**Exercise goal:** Each line holding the string "function" is to be copied from the data.

BEGIN Information supplied

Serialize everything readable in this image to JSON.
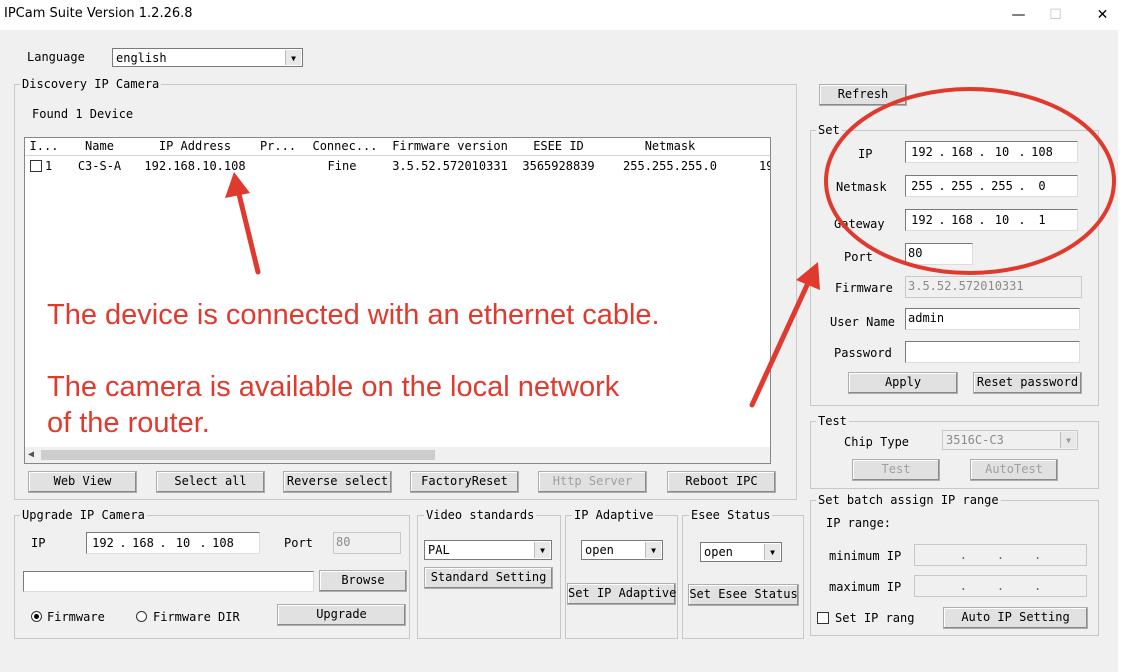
{
  "window": {
    "title": "IPCam Suite Version 1.2.26.8",
    "minimize": "—",
    "maximize": "☐",
    "close": "✕"
  },
  "language": {
    "label": "Language",
    "value": "english"
  },
  "discovery": {
    "title": "Discovery IP Camera",
    "found": "Found 1 Device",
    "columns": [
      "I...",
      "Name",
      "IP Address",
      "Pr...",
      "Connec...",
      "Firmware version",
      "ESEE ID",
      "Netmask"
    ],
    "rows": [
      {
        "index": "1",
        "name": "C3-S-A",
        "ip": "192.168.10.108",
        "protocol": "",
        "connection": "Fine",
        "firmware": "3.5.52.572010331",
        "esee_id": "3565928839",
        "netmask": "255.255.255.0",
        "overflow": "19"
      }
    ]
  },
  "annotations": {
    "line1": "The device is connected with an ethernet cable.",
    "line2": "The camera is available on the local network",
    "line3": "of the router.",
    "color": "#e03a2e"
  },
  "toolbar": {
    "web_view": "Web View",
    "select_all": "Select all",
    "reverse_select": "Reverse select",
    "factory_reset": "FactoryReset",
    "http_server": "Http Server",
    "reboot": "Reboot IPC"
  },
  "refresh": "Refresh",
  "set": {
    "title": "Set",
    "ip_label": "IP",
    "ip": [
      "192",
      "168",
      "10",
      "108"
    ],
    "netmask_label": "Netmask",
    "netmask": [
      "255",
      "255",
      "255",
      "0"
    ],
    "gateway_label": "Gateway",
    "gateway": [
      "192",
      "168",
      "10",
      "1"
    ],
    "port_label": "Port",
    "port": "80",
    "firmware_label": "Firmware",
    "firmware": "3.5.52.572010331",
    "username_label": "User Name",
    "username": "admin",
    "password_label": "Password",
    "password": "",
    "apply": "Apply",
    "reset_password": "Reset password"
  },
  "test": {
    "title": "Test",
    "chip_label": "Chip Type",
    "chip": "3516C-C3",
    "test": "Test",
    "autotest": "AutoTest"
  },
  "batch": {
    "title": "Set batch assign IP range",
    "range_label": "IP range:",
    "min_label": "minimum IP",
    "max_label": "maximum IP",
    "set_ip_rang": "Set IP rang",
    "auto_ip": "Auto IP Setting"
  },
  "upgrade": {
    "title": "Upgrade IP Camera",
    "ip_label": "IP",
    "ip": [
      "192",
      "168",
      "10",
      "108"
    ],
    "port_label": "Port",
    "port": "80",
    "browse": "Browse",
    "firmware": "Firmware",
    "firmware_dir": "Firmware DIR",
    "upgrade": "Upgrade"
  },
  "video": {
    "title": "Video standards",
    "value": "PAL",
    "button": "Standard Setting"
  },
  "ipadaptive": {
    "title": "IP Adaptive",
    "value": "open",
    "button": "Set IP Adaptive"
  },
  "esee": {
    "title": "Esee Status",
    "value": "open",
    "button": "Set Esee Status"
  },
  "colors": {
    "annotation_red": "#e03a2e",
    "window_bg": "#f0f0f0"
  }
}
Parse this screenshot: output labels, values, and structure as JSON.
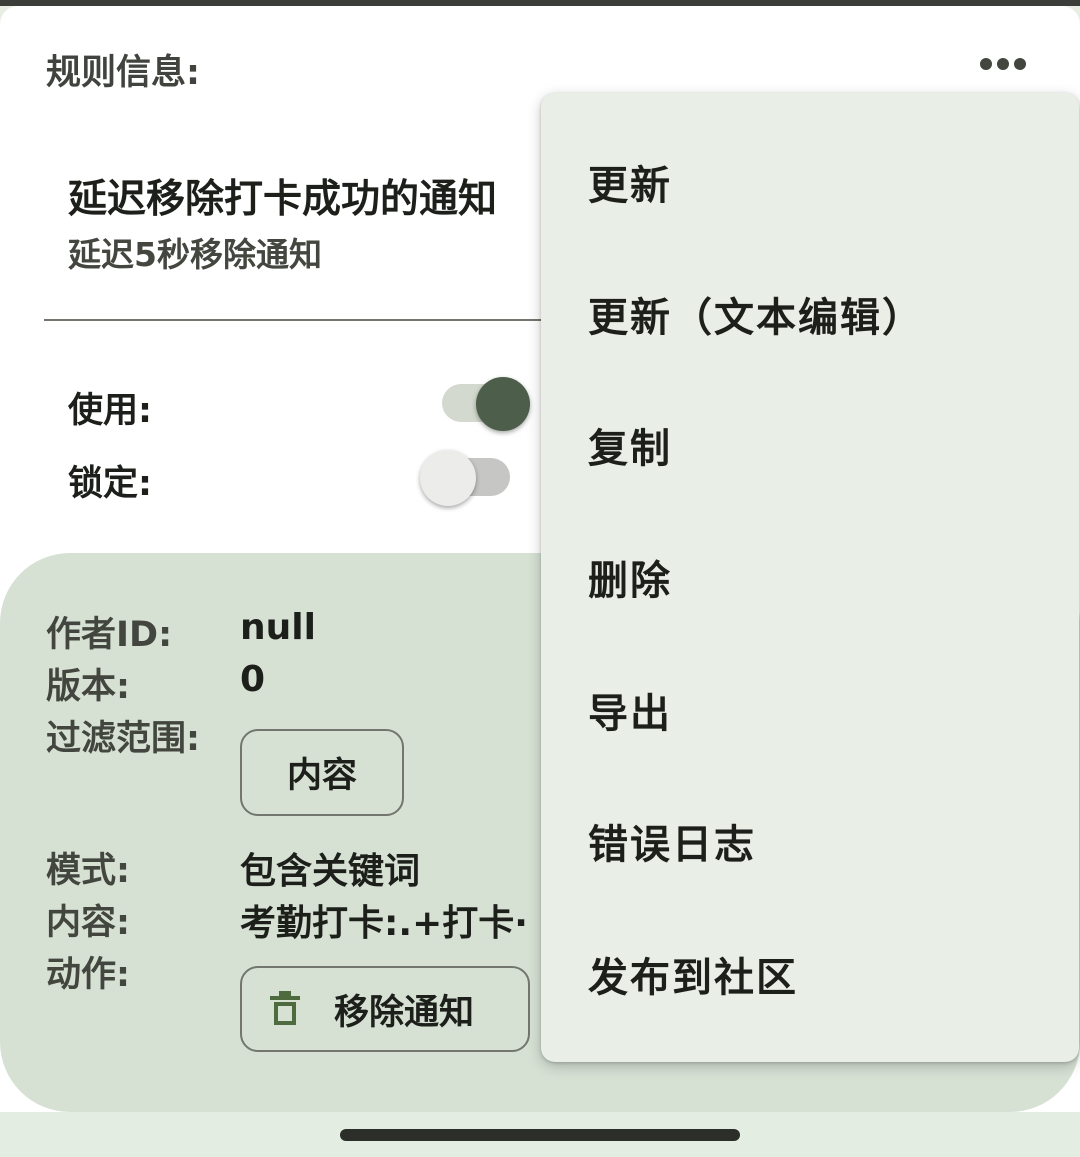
{
  "header": {
    "title": "规则信息:",
    "more_icon": "more-horizontal-icon"
  },
  "rule": {
    "title": "延迟移除打卡成功的通知",
    "subtitle": "延迟5秒移除通知"
  },
  "settings": [
    {
      "label": "使用:",
      "enabled": true
    },
    {
      "label": "锁定:",
      "enabled": false
    }
  ],
  "details": {
    "author_label": "作者ID:",
    "author_value": "null",
    "version_label": "版本:",
    "version_value": "0",
    "filter_scope_label": "过滤范围:",
    "filter_scope_value": "内容",
    "mode_label": "模式:",
    "mode_value": "包含关键词",
    "content_label": "内容:",
    "content_value": "考勤打卡:.+打卡·",
    "action_label": "动作:",
    "action_value": "移除通知",
    "action_icon": "trash-icon"
  },
  "menu": {
    "items": [
      {
        "label": "更新"
      },
      {
        "label": "更新（文本编辑）"
      },
      {
        "label": "复制"
      },
      {
        "label": "删除"
      },
      {
        "label": "导出"
      },
      {
        "label": "错误日志"
      },
      {
        "label": "发布到社区"
      }
    ]
  },
  "colors": {
    "accent": "#4d5f4b",
    "card_background": "#d6e1d4",
    "menu_background": "#e9eee6",
    "text_primary": "#1d1f1b",
    "text_secondary": "#43463f"
  }
}
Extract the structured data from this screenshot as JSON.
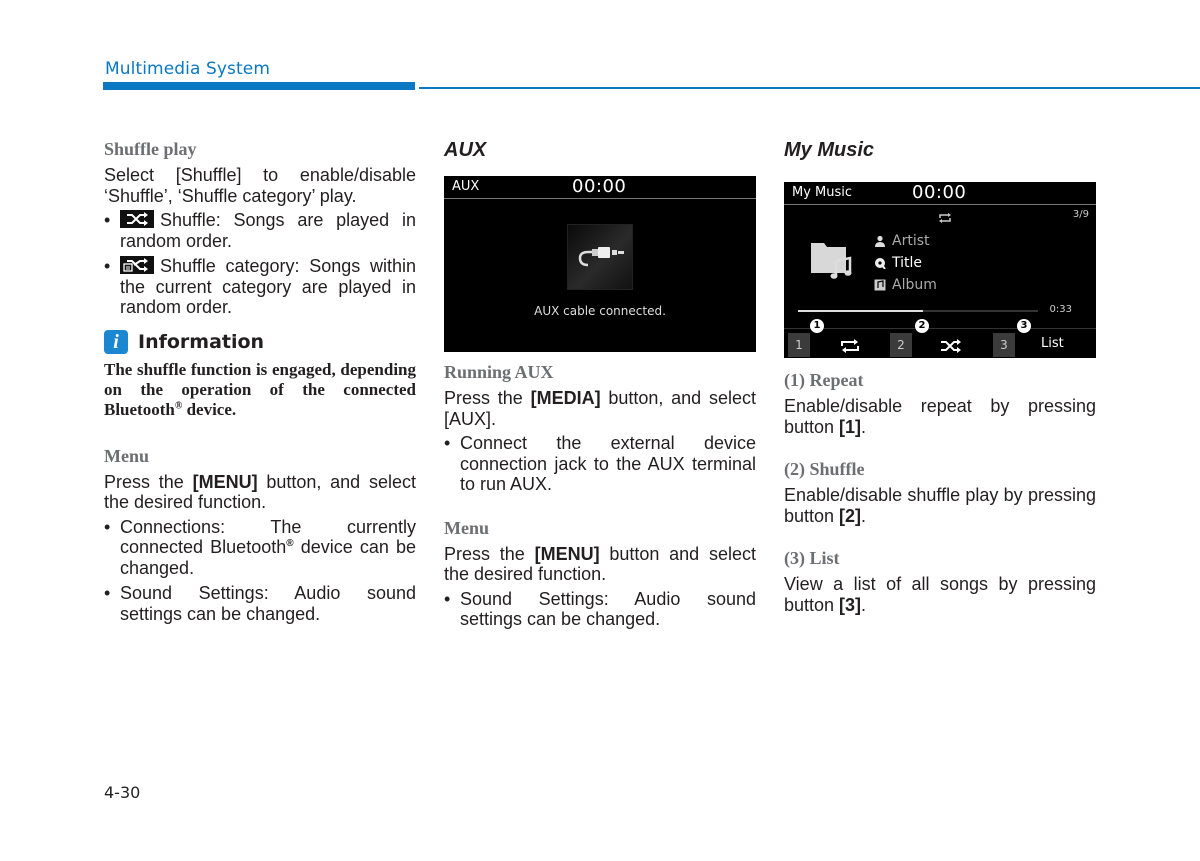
{
  "header": {
    "section_title": "Multimedia System",
    "accent_color": "#0a78c3"
  },
  "col1": {
    "shuffle_play": {
      "heading": "Shuffle play",
      "intro": "Select [Shuffle] to enable/disable ‘Shuffle’, ‘Shuffle category’ play.",
      "bullets": [
        {
          "icon": "shuffle-icon",
          "text": "Shuffle: Songs are played in random order."
        },
        {
          "icon": "shuffle-category-icon",
          "text": "Shuffle category: Songs within the current category are played in random order."
        }
      ]
    },
    "information": {
      "icon": "i",
      "title": "Information",
      "text_before": "The shuffle function is engaged, depending on the operation of the connected Bluetooth",
      "reg": "®",
      "text_after": " device."
    },
    "menu": {
      "heading": "Menu",
      "intro_pre": "Press the ",
      "intro_bold": "[MENU]",
      "intro_post": " button, and select the desired function.",
      "bullet1_pre": "Connections: The currently connected Bluetooth",
      "bullet1_reg": "®",
      "bullet1_post": " device can be changed.",
      "bullet2": "Sound Settings: Audio sound settings can be changed."
    }
  },
  "col2": {
    "heading": "AUX",
    "screen": {
      "label": "AUX",
      "clock": "00:00",
      "message": "AUX cable connected."
    },
    "running": {
      "heading": "Running AUX",
      "intro_pre": "Press the ",
      "intro_bold": "[MEDIA]",
      "intro_post": " button, and select [AUX].",
      "bullet": "Connect the external device connection jack to the AUX terminal to run AUX."
    },
    "menu": {
      "heading": "Menu",
      "intro_pre": "Press the ",
      "intro_bold": "[MENU]",
      "intro_post": " button and select the desired function.",
      "bullet": "Sound Settings: Audio sound settings can be changed."
    }
  },
  "col3": {
    "heading": "My Music",
    "screen": {
      "label": "My Music",
      "clock": "00:00",
      "track_count": "3/9",
      "artist": "Artist",
      "title": "Title",
      "album": "Album",
      "elapsed": "0:33",
      "progress_fraction": 0.52,
      "buttons": [
        {
          "num": "1",
          "badge": "1",
          "function": "repeat-icon"
        },
        {
          "num": "2",
          "badge": "2",
          "function": "shuffle-icon"
        },
        {
          "num": "3",
          "badge": "3",
          "function": "List"
        }
      ]
    },
    "items": [
      {
        "heading": "(1) Repeat",
        "pre": "Enable/disable repeat by pressing button ",
        "bold": "[1]",
        "post": "."
      },
      {
        "heading": "(2) Shuffle",
        "pre": "Enable/disable shuffle play by pressing button ",
        "bold": "[2]",
        "post": "."
      },
      {
        "heading": "(3) List",
        "pre": "View a list of all songs by pressing button ",
        "bold": "[3]",
        "post": "."
      }
    ]
  },
  "footer": {
    "page_number": "4-30"
  }
}
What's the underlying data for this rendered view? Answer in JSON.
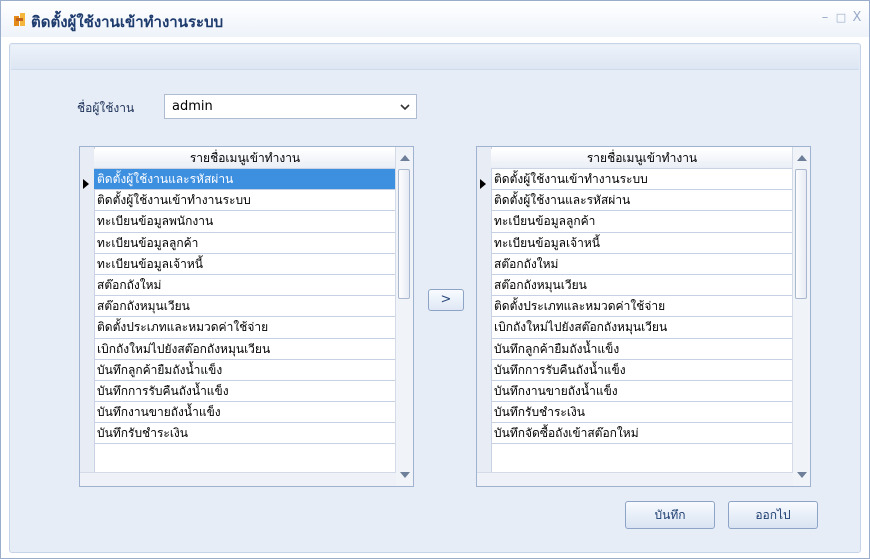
{
  "window": {
    "title": "ติดตั้งผู้ใช้งานเข้าทำงานระบบ",
    "minimize_label": "–",
    "maximize_label": "□",
    "close_label": "X",
    "icon": "app-logo-icon"
  },
  "user": {
    "label": "ชื่อผู้ใช้งาน",
    "selected": "admin"
  },
  "left_list": {
    "header": "รายชื่อเมนูเข้าทำงาน",
    "selected_index": 0,
    "items": [
      "ติดตั้งผู้ใช้งานและรหัสผ่าน",
      "ติดตั้งผู้ใช้งานเข้าทำงานระบบ",
      "ทะเบียนข้อมูลพนักงาน",
      "ทะเบียนข้อมูลลูกค้า",
      "ทะเบียนข้อมูลเจ้าหนี้",
      "สต๊อกถังใหม่",
      "สต๊อกถังหมุนเวียน",
      "ติดตั้งประเภทและหมวดค่าใช้จ่าย",
      "เบิกถังใหม่ไปยังสต๊อกถังหมุนเวียน",
      "บันทึกลูกค้ายืมถังน้ำแข็ง",
      "บันทึกการรับคืนถังน้ำแข็ง",
      "บันทึกงานขายถังน้ำแข็ง",
      "บันทึกรับชำระเงิน"
    ]
  },
  "right_list": {
    "header": "รายชื่อเมนูเข้าทำงาน",
    "items": [
      "ติดตั้งผู้ใช้งานเข้าทำงานระบบ",
      "ติดตั้งผู้ใช้งานและรหัสผ่าน",
      "ทะเบียนข้อมูลลูกค้า",
      "ทะเบียนข้อมูลเจ้าหนี้",
      "สต๊อกถังใหม่",
      "สต๊อกถังหมุนเวียน",
      "ติดตั้งประเภทและหมวดค่าใช้จ่าย",
      "เบิกถังใหม่ไปยังสต๊อกถังหมุนเวียน",
      "บันทึกลูกค้ายืมถังน้ำแข็ง",
      "บันทึกการรับคืนถังน้ำแข็ง",
      "บันทึกงานขายถังน้ำแข็ง",
      "บันทึกรับชำระเงิน",
      "บันทึกจัดซื้อถังเข้าสต๊อกใหม่"
    ]
  },
  "buttons": {
    "move": ">",
    "save": "บันทึก",
    "exit": "ออกไป"
  },
  "colors": {
    "selection": "#3d8fe0",
    "title_text": "#1e3b6e",
    "panel": "#e6edf7"
  }
}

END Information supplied

**Expected answer:**
      "text_before": "The shuffle function is engaged, depending on the operation of the connected Bluetooth",
      "intro_post": " button, and select the desired function.",
      "intro_post": " button and select the desired function.",
          "function": "repeat-icon"
          "function": "shuffle-icon"
          "function": "List"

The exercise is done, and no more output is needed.